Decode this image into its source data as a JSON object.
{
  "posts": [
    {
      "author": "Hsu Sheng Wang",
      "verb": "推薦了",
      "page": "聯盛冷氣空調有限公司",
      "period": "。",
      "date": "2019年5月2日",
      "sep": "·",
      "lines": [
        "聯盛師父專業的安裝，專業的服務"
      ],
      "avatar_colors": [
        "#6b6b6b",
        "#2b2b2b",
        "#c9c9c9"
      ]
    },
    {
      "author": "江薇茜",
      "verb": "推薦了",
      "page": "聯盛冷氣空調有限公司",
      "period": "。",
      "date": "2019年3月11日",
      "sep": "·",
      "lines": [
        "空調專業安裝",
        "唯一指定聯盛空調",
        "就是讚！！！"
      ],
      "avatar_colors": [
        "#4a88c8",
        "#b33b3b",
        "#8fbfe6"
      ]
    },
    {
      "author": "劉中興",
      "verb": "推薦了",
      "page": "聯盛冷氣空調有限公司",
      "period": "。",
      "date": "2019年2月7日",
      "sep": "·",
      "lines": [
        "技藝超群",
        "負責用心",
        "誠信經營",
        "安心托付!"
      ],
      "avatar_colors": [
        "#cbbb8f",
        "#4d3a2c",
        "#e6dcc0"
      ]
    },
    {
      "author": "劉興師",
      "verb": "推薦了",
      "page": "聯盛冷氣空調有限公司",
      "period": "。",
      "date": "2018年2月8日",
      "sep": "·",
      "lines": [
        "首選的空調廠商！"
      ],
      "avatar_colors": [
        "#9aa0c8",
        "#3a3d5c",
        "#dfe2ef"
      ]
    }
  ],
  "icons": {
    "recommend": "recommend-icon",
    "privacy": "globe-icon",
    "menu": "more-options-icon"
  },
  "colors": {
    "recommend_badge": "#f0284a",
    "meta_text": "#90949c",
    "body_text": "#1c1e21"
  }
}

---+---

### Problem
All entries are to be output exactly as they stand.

### Solution for this task
Decode this image into its source data as a JSON object.
{
  "posts": [
    {
      "author": "Hsu Sheng Wang",
      "verb": "推薦了",
      "page": "聯盛冷氣空調有限公司",
      "period": "。",
      "date": "2019年5月2日",
      "sep": "·",
      "lines": [
        "聯盛師父專業的安裝，專業的服務"
      ],
      "avatar_colors": [
        "#6b6b6b",
        "#2b2b2b",
        "#c9c9c9"
      ]
    },
    {
      "author": "江薇茜",
      "verb": "推薦了",
      "page": "聯盛冷氣空調有限公司",
      "period": "。",
      "date": "2019年3月11日",
      "sep": "·",
      "lines": [
        "空調專業安裝",
        "唯一指定聯盛空調",
        "就是讚！！！"
      ],
      "avatar_colors": [
        "#4a88c8",
        "#b33b3b",
        "#8fbfe6"
      ]
    },
    {
      "author": "劉中興",
      "verb": "推薦了",
      "page": "聯盛冷氣空調有限公司",
      "period": "。",
      "date": "2019年2月7日",
      "sep": "·",
      "lines": [
        "技藝超群",
        "負責用心",
        "誠信經營",
        "安心托付!"
      ],
      "avatar_colors": [
        "#cbbb8f",
        "#4d3a2c",
        "#e6dcc0"
      ]
    },
    {
      "author": "劉興師",
      "verb": "推薦了",
      "page": "聯盛冷氣空調有限公司",
      "period": "。",
      "date": "2018年2月8日",
      "sep": "·",
      "lines": [
        "首選的空調廠商！"
      ],
      "avatar_colors": [
        "#9aa0c8",
        "#3a3d5c",
        "#dfe2ef"
      ]
    }
  ],
  "icons": {
    "recommend": "recommend-icon",
    "privacy": "globe-icon",
    "menu": "more-options-icon"
  },
  "colors": {
    "recommend_badge": "#f0284a",
    "meta_text": "#90949c",
    "body_text": "#1c1e21"
  }
}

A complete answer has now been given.